## Task goal
Look through the entries below and count the lines with "JSON" in them; the reply is the number alone.

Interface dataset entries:
*-*-*

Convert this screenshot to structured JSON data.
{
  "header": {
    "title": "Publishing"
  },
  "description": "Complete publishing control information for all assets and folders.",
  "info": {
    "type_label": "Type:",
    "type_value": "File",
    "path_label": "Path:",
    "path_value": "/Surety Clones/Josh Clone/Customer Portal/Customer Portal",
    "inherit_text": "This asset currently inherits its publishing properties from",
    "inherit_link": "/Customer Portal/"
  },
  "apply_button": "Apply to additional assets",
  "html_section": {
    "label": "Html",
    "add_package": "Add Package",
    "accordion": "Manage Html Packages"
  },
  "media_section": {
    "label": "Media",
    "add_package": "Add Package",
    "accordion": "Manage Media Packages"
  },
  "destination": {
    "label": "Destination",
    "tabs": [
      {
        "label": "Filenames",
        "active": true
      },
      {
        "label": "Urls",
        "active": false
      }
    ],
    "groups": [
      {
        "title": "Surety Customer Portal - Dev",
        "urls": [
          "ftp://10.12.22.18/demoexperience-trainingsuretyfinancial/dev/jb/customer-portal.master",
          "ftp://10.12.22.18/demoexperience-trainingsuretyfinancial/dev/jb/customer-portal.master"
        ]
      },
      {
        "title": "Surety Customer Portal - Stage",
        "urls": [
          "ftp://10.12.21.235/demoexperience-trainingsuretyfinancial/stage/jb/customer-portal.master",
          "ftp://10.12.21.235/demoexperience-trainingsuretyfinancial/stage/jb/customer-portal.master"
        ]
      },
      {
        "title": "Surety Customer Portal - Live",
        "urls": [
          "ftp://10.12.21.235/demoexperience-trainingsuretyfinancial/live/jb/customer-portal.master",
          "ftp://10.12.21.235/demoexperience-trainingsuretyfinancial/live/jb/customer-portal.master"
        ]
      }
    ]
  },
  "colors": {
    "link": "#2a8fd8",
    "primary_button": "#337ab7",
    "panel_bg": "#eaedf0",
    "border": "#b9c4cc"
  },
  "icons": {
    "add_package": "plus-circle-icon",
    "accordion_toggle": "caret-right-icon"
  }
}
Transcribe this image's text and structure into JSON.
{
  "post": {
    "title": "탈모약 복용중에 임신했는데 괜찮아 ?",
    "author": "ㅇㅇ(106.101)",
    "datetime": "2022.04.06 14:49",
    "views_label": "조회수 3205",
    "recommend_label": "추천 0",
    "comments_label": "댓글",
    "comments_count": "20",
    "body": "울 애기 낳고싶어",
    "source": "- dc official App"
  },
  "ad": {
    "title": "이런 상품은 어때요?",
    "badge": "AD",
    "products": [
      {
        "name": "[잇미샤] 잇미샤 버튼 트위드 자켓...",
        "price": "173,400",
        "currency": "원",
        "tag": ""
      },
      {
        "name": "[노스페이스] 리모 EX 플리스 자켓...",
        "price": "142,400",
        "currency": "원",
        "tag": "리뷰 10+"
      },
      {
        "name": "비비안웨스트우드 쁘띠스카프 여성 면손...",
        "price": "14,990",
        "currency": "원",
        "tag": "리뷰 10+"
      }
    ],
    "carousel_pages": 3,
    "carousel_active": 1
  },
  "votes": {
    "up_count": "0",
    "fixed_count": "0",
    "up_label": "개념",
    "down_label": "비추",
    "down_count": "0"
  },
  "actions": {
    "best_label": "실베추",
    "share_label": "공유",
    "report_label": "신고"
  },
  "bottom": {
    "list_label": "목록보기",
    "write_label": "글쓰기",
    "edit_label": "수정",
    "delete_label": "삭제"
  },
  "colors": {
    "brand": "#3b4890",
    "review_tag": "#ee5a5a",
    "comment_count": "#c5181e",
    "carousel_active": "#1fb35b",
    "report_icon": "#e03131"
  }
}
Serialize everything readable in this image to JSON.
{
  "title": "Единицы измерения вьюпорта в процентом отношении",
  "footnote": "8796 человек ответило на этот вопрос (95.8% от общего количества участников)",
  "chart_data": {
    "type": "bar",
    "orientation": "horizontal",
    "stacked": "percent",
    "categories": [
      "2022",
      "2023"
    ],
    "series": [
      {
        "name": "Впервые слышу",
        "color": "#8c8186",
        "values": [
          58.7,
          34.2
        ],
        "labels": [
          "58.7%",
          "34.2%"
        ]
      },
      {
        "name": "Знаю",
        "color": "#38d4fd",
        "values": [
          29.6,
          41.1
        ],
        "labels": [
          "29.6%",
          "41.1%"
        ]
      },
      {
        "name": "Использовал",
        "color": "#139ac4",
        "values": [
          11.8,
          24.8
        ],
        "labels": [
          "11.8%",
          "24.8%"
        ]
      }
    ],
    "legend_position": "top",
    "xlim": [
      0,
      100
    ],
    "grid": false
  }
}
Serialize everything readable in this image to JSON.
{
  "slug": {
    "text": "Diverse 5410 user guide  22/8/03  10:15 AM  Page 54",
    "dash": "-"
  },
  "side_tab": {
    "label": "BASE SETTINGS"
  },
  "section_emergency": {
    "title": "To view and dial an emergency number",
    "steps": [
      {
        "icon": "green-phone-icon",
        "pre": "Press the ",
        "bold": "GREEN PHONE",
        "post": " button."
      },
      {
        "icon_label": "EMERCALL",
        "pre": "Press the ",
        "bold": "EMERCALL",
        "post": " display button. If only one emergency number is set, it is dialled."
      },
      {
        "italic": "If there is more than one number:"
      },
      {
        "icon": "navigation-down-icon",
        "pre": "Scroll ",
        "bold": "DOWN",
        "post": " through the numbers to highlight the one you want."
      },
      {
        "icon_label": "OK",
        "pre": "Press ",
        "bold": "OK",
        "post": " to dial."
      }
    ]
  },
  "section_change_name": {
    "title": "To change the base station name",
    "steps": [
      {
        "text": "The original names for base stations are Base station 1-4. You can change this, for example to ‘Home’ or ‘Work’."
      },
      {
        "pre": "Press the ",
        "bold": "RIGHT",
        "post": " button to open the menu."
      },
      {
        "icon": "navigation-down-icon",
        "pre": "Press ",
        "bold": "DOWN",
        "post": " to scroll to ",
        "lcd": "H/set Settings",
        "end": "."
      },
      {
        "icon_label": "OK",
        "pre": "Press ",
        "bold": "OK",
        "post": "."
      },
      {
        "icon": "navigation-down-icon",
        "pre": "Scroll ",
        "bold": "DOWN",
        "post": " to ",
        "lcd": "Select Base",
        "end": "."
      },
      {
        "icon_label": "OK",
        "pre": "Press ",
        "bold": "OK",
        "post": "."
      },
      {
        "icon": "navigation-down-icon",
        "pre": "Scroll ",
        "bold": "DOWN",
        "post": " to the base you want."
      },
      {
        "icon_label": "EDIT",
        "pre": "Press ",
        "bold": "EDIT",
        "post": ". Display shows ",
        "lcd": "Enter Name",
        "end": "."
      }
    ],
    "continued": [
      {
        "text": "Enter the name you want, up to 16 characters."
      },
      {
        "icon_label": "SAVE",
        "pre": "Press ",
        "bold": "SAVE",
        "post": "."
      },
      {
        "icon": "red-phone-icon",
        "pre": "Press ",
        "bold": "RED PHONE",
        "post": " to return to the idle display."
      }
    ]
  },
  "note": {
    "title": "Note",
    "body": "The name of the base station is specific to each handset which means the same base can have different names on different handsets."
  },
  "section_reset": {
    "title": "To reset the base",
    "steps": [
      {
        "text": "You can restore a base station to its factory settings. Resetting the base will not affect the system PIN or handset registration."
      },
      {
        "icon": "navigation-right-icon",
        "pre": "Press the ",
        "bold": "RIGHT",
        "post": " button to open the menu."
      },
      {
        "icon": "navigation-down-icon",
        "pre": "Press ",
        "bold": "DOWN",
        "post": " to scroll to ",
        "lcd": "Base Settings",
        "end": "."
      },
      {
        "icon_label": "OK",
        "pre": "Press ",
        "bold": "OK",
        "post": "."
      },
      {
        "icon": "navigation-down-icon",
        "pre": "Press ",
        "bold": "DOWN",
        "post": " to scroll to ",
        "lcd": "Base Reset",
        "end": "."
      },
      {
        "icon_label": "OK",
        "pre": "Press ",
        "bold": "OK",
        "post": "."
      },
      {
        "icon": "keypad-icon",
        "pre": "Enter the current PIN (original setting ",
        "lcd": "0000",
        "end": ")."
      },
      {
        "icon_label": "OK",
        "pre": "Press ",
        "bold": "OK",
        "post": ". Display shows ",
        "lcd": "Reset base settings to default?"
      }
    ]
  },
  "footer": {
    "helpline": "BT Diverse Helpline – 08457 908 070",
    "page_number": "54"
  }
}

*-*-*

## Result
4